====== Records to process
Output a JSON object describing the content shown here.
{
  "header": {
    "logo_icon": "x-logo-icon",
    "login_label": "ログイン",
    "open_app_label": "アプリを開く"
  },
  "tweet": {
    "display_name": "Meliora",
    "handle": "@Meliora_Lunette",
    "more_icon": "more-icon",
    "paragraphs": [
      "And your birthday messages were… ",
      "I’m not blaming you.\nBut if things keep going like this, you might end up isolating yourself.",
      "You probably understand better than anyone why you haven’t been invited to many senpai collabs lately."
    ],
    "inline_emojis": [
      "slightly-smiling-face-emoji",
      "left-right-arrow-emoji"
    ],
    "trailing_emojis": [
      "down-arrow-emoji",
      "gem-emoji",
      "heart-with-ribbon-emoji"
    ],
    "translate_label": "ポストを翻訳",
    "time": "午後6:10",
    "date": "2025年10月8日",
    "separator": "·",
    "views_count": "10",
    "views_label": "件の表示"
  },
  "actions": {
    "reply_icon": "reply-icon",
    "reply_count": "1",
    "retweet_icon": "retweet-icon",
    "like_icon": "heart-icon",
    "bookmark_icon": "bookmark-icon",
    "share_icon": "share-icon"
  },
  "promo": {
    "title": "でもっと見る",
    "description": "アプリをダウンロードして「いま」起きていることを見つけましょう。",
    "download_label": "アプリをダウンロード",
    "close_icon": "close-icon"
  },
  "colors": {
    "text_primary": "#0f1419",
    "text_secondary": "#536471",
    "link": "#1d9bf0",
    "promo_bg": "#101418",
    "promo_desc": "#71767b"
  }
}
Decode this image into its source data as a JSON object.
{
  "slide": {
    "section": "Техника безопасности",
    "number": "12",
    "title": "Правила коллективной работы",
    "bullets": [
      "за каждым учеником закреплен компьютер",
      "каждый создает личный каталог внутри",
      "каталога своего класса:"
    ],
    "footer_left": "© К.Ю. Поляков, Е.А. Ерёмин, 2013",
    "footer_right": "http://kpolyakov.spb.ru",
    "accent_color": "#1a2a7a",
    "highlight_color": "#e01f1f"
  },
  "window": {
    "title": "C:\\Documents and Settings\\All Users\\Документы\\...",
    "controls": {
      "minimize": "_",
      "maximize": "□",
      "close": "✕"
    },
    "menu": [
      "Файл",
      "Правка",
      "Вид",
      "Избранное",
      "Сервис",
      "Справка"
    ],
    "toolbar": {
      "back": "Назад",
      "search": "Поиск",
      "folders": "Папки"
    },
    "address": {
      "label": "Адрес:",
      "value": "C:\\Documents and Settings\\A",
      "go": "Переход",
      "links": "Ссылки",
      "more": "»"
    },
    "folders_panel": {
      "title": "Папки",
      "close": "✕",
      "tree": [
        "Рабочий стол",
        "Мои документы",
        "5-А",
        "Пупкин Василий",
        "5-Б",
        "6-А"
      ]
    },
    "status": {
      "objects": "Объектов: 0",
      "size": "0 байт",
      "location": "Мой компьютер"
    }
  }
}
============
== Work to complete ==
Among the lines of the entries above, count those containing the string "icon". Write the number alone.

== Response ==
8